    I have spent all these decades, and countless thousands of listens, believing that he’s singing “No need for greed or hunger / Or brotherhood of man.”

    I always thought it meant that “brotherhood of man” was one of those empty pious platitudes that could be dispensed with once we reached the Nirvana-state, or revolution, or whatever.

    It was always my favourite line in the song, a challenge both to the earnest good intentions of some of Lennon’s contemporaries, and to his own unattainable vision.

    And now I discover I just misunderstood it…. Gah!

    It turns out I like Imagine even less than I thought I did.

  25. 115
    swanstep on 5 Dec 2012 #

    @Ed. No, hunger, greed generally bad, fraternite generally good is pretty standard.

    Earlier in the 1975 performance, Lennon ditches ‘religion’ from the No Countries verse in favor of ‘No Immigration too’. This is a little like Imagine 2.0, answering/evading many of the (petty) objections that had been raised.

  26. 116
    sükråt tanned rested unlogged and awesome on 5 Dec 2012 #

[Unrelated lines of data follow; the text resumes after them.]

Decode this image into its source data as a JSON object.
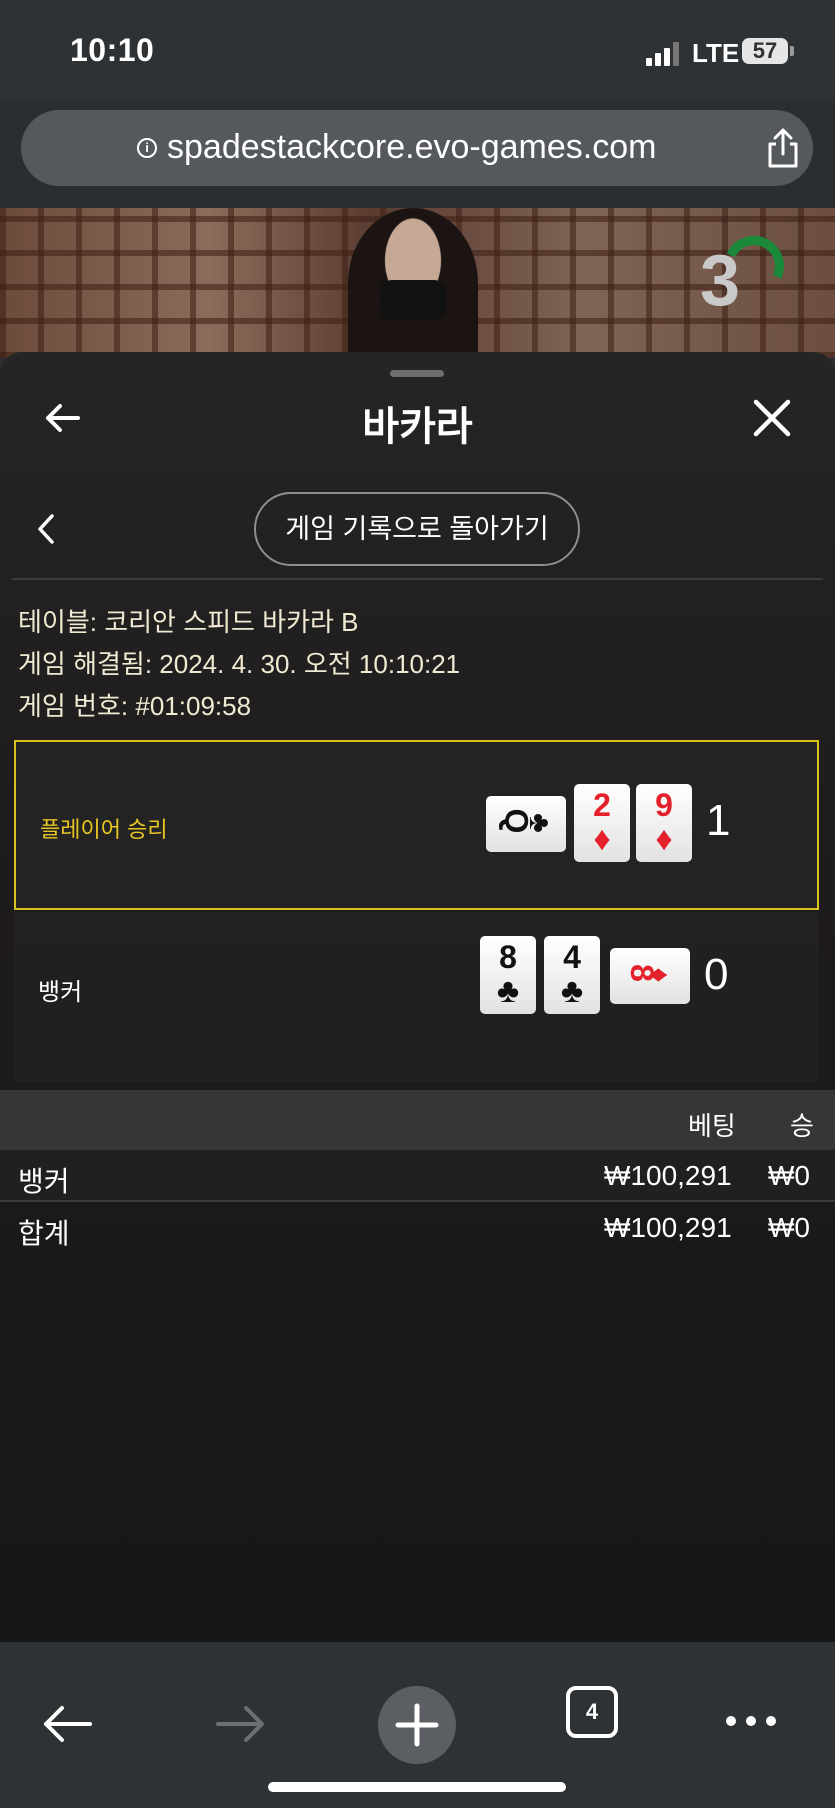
{
  "status_bar": {
    "time": "10:10",
    "network": "LTE",
    "battery": "57"
  },
  "browser": {
    "url": "spadestackcore.evo-games.com",
    "tab_count": "4"
  },
  "video": {
    "countdown": "3"
  },
  "sheet": {
    "title": "바카라",
    "history_button": "게임 기록으로 돌아가기"
  },
  "details": {
    "table_label": "테이블:",
    "table_value": "코리안 스피드 바카라 B",
    "resolved_label": "게임 해결됨:",
    "resolved_value": "2024. 4. 30. 오전 10:10:21",
    "game_no_label": "게임 번호:",
    "game_no_value": "#01:09:58"
  },
  "results": {
    "player": {
      "label": "플레이어 승리",
      "score": "1",
      "cards": [
        {
          "rank": "Q",
          "suit": "♣",
          "color": "black",
          "orientation": "sideways"
        },
        {
          "rank": "2",
          "suit": "♦",
          "color": "red",
          "orientation": "upright"
        },
        {
          "rank": "9",
          "suit": "♦",
          "color": "red",
          "orientation": "upright"
        }
      ]
    },
    "banker": {
      "label": "뱅커",
      "score": "0",
      "cards": [
        {
          "rank": "8",
          "suit": "♣",
          "color": "black",
          "orientation": "upright"
        },
        {
          "rank": "4",
          "suit": "♣",
          "color": "black",
          "orientation": "upright"
        },
        {
          "rank": "8",
          "suit": "♦",
          "color": "red",
          "orientation": "sideways"
        }
      ]
    }
  },
  "bets_table": {
    "headers": {
      "bet": "베팅",
      "win": "승"
    },
    "rows": [
      {
        "name": "뱅커",
        "bet": "₩100,291",
        "win": "₩0"
      },
      {
        "name": "합계",
        "bet": "₩100,291",
        "win": "₩0"
      }
    ]
  },
  "colors": {
    "highlight": "#d8c21e",
    "red_suit": "#e4202a",
    "timer": "#1a8a3a"
  }
}
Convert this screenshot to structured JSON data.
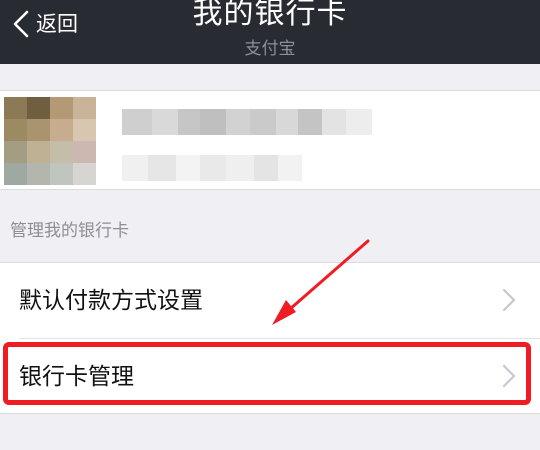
{
  "nav": {
    "back_label": "返回",
    "title": "我的银行卡",
    "subtitle": "支付宝"
  },
  "account": {
    "avatar_icon": "pixelated-avatar-icon"
  },
  "section": {
    "header": "管理我的银行卡"
  },
  "list": {
    "items": [
      {
        "label": "默认付款方式设置",
        "icon": "chevron-right-icon"
      },
      {
        "label": "银行卡管理",
        "icon": "chevron-right-icon",
        "highlighted": true
      }
    ]
  },
  "annotation": {
    "color": "#ef1c24",
    "arrow_icon": "red-arrow-icon"
  },
  "colors": {
    "navbar": "#292b33",
    "background": "#efeff4",
    "highlight": "#ef1c24"
  }
}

    “Immigration” presumably in the sense of the US dept which was giving him a hard time over his Green Card (because of his intermittently radical politics), rather than in the Eric Clapton sense?

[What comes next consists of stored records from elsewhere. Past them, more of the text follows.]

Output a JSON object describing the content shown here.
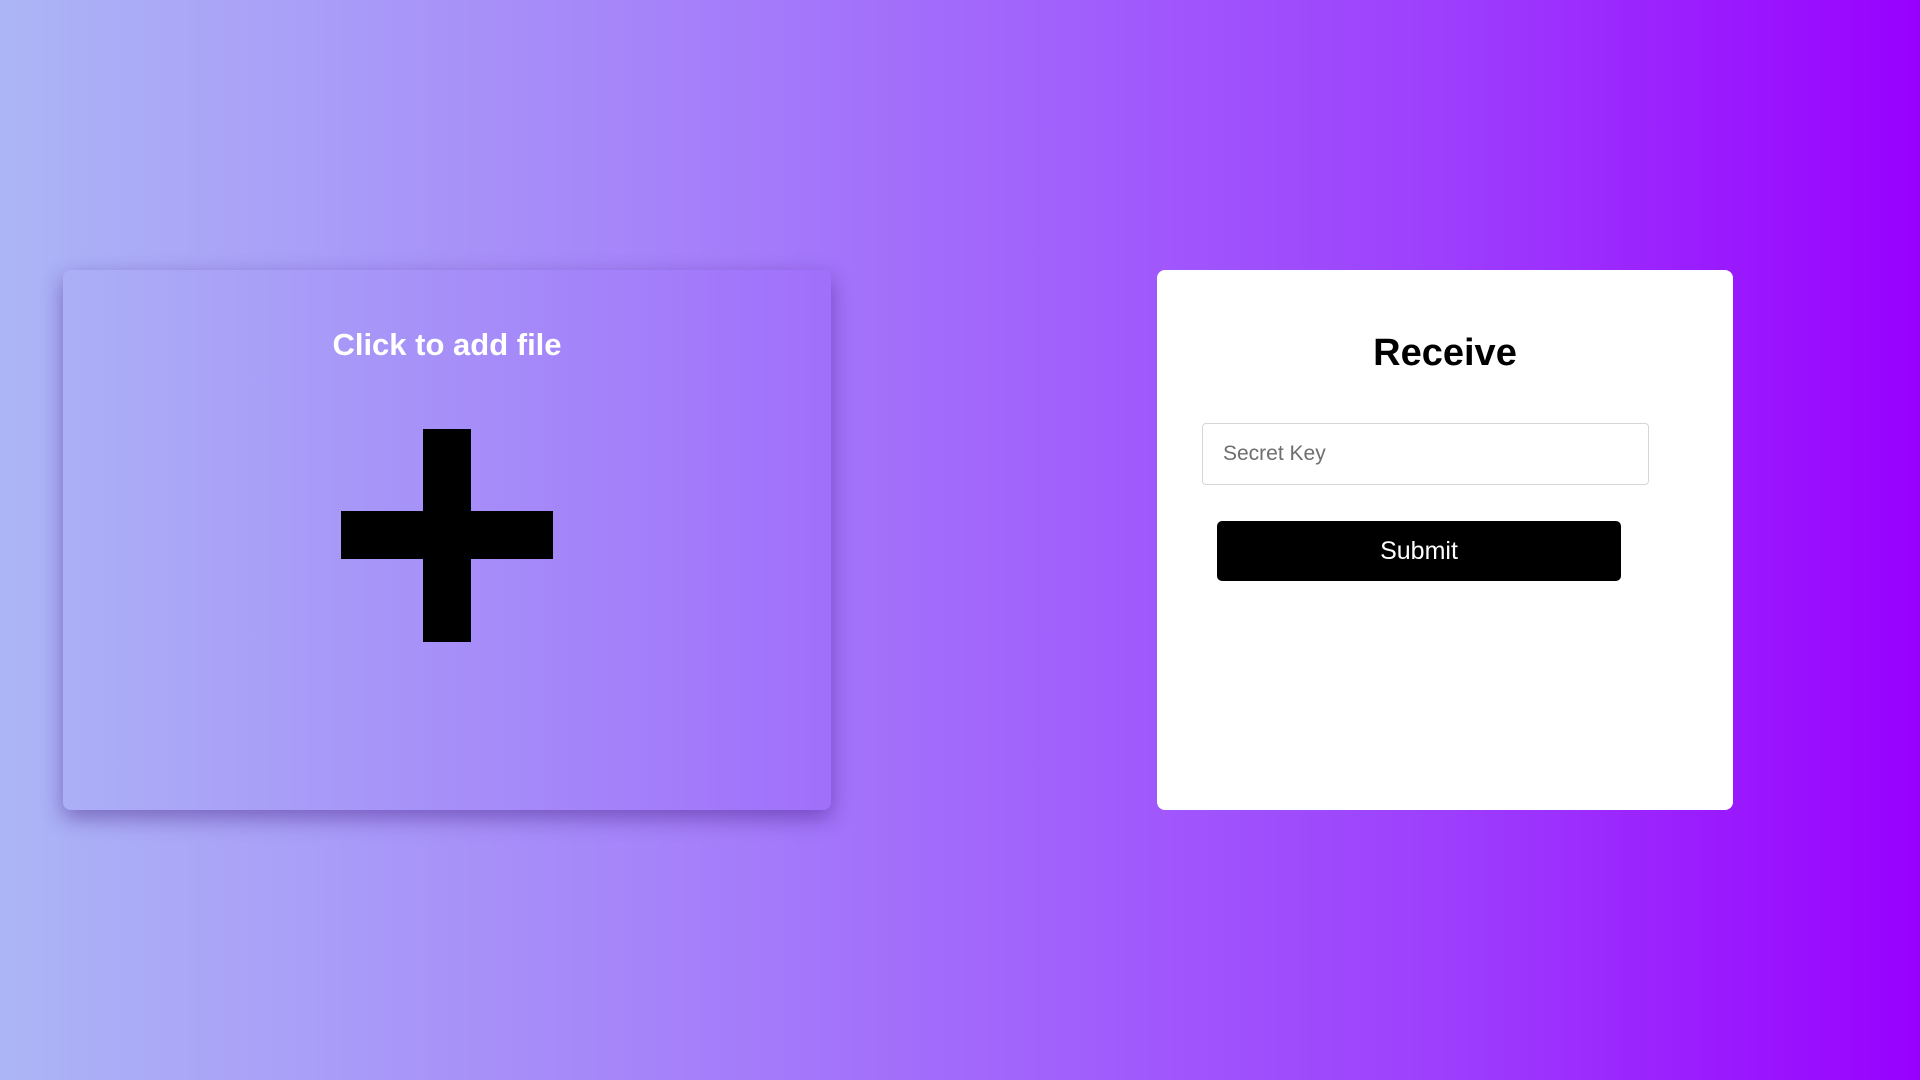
{
  "upload": {
    "title": "Click to add file",
    "icon": "plus-icon"
  },
  "receive": {
    "title": "Receive",
    "secret_key_placeholder": "Secret Key",
    "secret_key_value": "",
    "submit_label": "Submit"
  },
  "colors": {
    "background_start": "#acb6f6",
    "background_end": "#9800fe",
    "upload_card_start": "#abb0f6",
    "upload_card_end": "#a16ffb",
    "receive_card": "#ffffff",
    "submit_button": "#000000"
  }
}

    In the end this is Lennon attempting to mimic Yoko Ono’s shtick, of blithely serene utopian child-like simplicity — which of course he had massively fallen for, in contrast to his own embittered sardonic misanthropy/misogyny etc. Ono can (sometimes) pull it off: desite his occasional gift for the stripped-back-and-blunt, Lennon (here) can’t. Never switch simplicities in mid-stream.

  27. 117
    Mark G on 5 Dec 2012 #

    Maybe there were imagine(d) sequel lyrics that he hadn’t got to!

    “Imagine there’s no Tescos”…

  28. 118
    sükråt tanned rested unlogged and awesome on 5 Dec 2012 #

    “Imagine there’s no irritation” <– IT'S EASY IF YOU TRY

  29. 119
    thefatgit on 5 Dec 2012 #

    #117 “All we are saying/is give Lidl a chance”

  30. 120
    Chelovek na lune on 5 Dec 2012 #

    “Imagine there’s no `Imagine'”

    That’d be better still

1 2 3 4 5 All

Add your comment

(Register to guarantee your comments don't get marked as spam.)

If this was number 1 when you were born paste [stork-boy] or [stork-girl] into the start of your comment :)


Required (Your email address will not be published)

Top of page